Dataset Block Start
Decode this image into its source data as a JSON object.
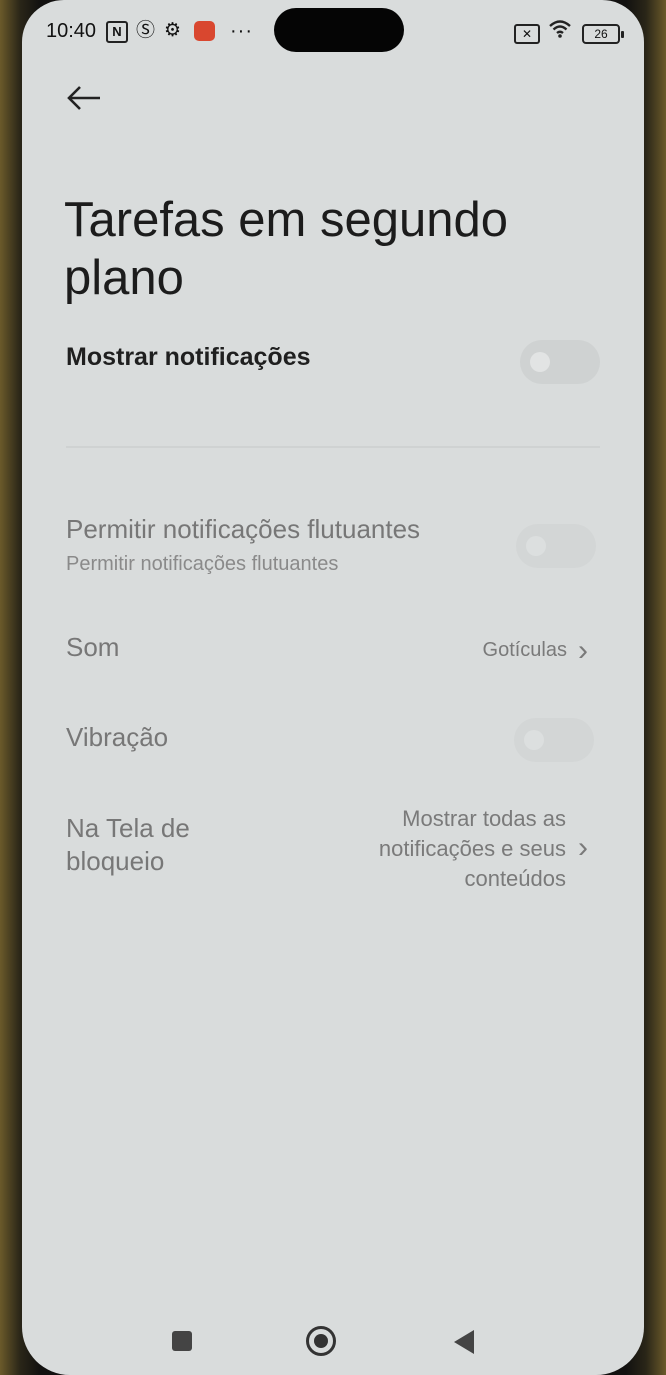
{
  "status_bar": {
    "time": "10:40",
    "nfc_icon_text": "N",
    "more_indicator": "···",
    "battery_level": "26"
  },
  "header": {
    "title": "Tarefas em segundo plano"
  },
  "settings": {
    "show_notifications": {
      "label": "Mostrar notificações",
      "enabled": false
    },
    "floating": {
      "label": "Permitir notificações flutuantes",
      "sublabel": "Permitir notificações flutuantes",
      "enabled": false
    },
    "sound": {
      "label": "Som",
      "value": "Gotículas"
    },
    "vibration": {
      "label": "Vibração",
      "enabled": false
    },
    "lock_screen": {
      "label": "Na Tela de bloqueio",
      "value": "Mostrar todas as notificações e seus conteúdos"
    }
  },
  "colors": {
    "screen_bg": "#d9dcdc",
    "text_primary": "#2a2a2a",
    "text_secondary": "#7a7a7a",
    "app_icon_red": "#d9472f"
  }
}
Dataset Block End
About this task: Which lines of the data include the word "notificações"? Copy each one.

Response area:
      "label": "Mostrar notificações",
      "label": "Permitir notificações flutuantes",
      "sublabel": "Permitir notificações flutuantes",
      "value": "Mostrar todas as notificações e seus conteúdos"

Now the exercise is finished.